=== MATERIAL PROVIDED ===
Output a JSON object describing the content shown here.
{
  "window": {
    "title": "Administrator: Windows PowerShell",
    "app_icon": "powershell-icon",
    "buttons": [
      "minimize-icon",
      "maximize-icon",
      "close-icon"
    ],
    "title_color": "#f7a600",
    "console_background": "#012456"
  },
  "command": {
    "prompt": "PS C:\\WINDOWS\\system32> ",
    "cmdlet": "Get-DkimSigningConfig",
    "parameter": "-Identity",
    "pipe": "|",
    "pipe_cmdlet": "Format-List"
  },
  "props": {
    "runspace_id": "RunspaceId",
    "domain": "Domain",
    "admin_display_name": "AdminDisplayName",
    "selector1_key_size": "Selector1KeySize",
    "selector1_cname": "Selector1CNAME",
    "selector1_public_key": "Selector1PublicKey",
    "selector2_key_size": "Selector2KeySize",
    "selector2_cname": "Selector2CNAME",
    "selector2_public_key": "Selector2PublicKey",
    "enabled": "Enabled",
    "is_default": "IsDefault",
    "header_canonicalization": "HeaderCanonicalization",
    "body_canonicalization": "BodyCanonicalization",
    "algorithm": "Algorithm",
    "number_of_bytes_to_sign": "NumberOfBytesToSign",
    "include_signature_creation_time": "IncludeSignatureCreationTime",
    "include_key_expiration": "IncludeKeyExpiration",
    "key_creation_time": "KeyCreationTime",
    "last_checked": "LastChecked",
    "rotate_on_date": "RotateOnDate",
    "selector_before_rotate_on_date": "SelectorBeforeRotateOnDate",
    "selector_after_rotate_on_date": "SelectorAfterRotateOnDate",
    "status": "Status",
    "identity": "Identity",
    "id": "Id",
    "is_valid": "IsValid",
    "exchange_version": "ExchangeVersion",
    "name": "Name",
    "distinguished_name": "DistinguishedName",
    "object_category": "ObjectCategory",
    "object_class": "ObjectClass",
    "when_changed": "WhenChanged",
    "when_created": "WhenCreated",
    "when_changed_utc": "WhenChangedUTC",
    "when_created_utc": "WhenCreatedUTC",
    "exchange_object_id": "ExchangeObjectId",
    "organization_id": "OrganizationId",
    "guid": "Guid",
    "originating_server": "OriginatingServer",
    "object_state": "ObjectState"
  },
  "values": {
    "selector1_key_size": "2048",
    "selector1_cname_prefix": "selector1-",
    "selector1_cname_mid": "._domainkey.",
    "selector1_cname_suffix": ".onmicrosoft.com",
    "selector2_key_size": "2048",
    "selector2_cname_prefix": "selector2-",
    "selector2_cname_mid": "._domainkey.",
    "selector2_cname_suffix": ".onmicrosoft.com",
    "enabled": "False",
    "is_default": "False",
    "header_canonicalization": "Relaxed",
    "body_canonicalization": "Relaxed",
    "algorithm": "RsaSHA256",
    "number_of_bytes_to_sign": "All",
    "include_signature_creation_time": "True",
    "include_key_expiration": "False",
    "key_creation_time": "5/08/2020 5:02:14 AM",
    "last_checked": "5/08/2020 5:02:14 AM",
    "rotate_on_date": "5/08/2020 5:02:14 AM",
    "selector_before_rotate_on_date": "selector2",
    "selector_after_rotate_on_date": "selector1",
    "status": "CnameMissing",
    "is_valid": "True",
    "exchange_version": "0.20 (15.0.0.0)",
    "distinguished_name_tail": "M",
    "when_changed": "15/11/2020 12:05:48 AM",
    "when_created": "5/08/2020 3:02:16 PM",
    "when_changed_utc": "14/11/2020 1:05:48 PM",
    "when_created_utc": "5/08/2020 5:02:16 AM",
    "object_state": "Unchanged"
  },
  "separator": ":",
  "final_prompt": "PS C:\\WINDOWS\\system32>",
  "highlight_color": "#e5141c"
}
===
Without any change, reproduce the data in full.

Output a JSON object describing the content shown here.
{
  "window": {
    "title": "Administrator: Windows PowerShell",
    "app_icon": "powershell-icon",
    "buttons": [
      "minimize-icon",
      "maximize-icon",
      "close-icon"
    ],
    "title_color": "#f7a600",
    "console_background": "#012456"
  },
  "command": {
    "prompt": "PS C:\\WINDOWS\\system32> ",
    "cmdlet": "Get-DkimSigningConfig",
    "parameter": "-Identity",
    "pipe": "|",
    "pipe_cmdlet": "Format-List"
  },
  "props": {
    "runspace_id": "RunspaceId",
    "domain": "Domain",
    "admin_display_name": "AdminDisplayName",
    "selector1_key_size": "Selector1KeySize",
    "selector1_cname": "Selector1CNAME",
    "selector1_public_key": "Selector1PublicKey",
    "selector2_key_size": "Selector2KeySize",
    "selector2_cname": "Selector2CNAME",
    "selector2_public_key": "Selector2PublicKey",
    "enabled": "Enabled",
    "is_default": "IsDefault",
    "header_canonicalization": "HeaderCanonicalization",
    "body_canonicalization": "BodyCanonicalization",
    "algorithm": "Algorithm",
    "number_of_bytes_to_sign": "NumberOfBytesToSign",
    "include_signature_creation_time": "IncludeSignatureCreationTime",
    "include_key_expiration": "IncludeKeyExpiration",
    "key_creation_time": "KeyCreationTime",
    "last_checked": "LastChecked",
    "rotate_on_date": "RotateOnDate",
    "selector_before_rotate_on_date": "SelectorBeforeRotateOnDate",
    "selector_after_rotate_on_date": "SelectorAfterRotateOnDate",
    "status": "Status",
    "identity": "Identity",
    "id": "Id",
    "is_valid": "IsValid",
    "exchange_version": "ExchangeVersion",
    "name": "Name",
    "distinguished_name": "DistinguishedName",
    "object_category": "ObjectCategory",
    "object_class": "ObjectClass",
    "when_changed": "WhenChanged",
    "when_created": "WhenCreated",
    "when_changed_utc": "WhenChangedUTC",
    "when_created_utc": "WhenCreatedUTC",
    "exchange_object_id": "ExchangeObjectId",
    "organization_id": "OrganizationId",
    "guid": "Guid",
    "originating_server": "OriginatingServer",
    "object_state": "ObjectState"
  },
  "values": {
    "selector1_key_size": "2048",
    "selector1_cname_prefix": "selector1-",
    "selector1_cname_mid": "._domainkey.",
    "selector1_cname_suffix": ".onmicrosoft.com",
    "selector2_key_size": "2048",
    "selector2_cname_prefix": "selector2-",
    "selector2_cname_mid": "._domainkey.",
    "selector2_cname_suffix": ".onmicrosoft.com",
    "enabled": "False",
    "is_default": "False",
    "header_canonicalization": "Relaxed",
    "body_canonicalization": "Relaxed",
    "algorithm": "RsaSHA256",
    "number_of_bytes_to_sign": "All",
    "include_signature_creation_time": "True",
    "include_key_expiration": "False",
    "key_creation_time": "5/08/2020 5:02:14 AM",
    "last_checked": "5/08/2020 5:02:14 AM",
    "rotate_on_date": "5/08/2020 5:02:14 AM",
    "selector_before_rotate_on_date": "selector2",
    "selector_after_rotate_on_date": "selector1",
    "status": "CnameMissing",
    "is_valid": "True",
    "exchange_version": "0.20 (15.0.0.0)",
    "distinguished_name_tail": "M",
    "when_changed": "15/11/2020 12:05:48 AM",
    "when_created": "5/08/2020 3:02:16 PM",
    "when_changed_utc": "14/11/2020 1:05:48 PM",
    "when_created_utc": "5/08/2020 5:02:16 AM",
    "object_state": "Unchanged"
  },
  "separator": ":",
  "final_prompt": "PS C:\\WINDOWS\\system32>",
  "highlight_color": "#e5141c"
}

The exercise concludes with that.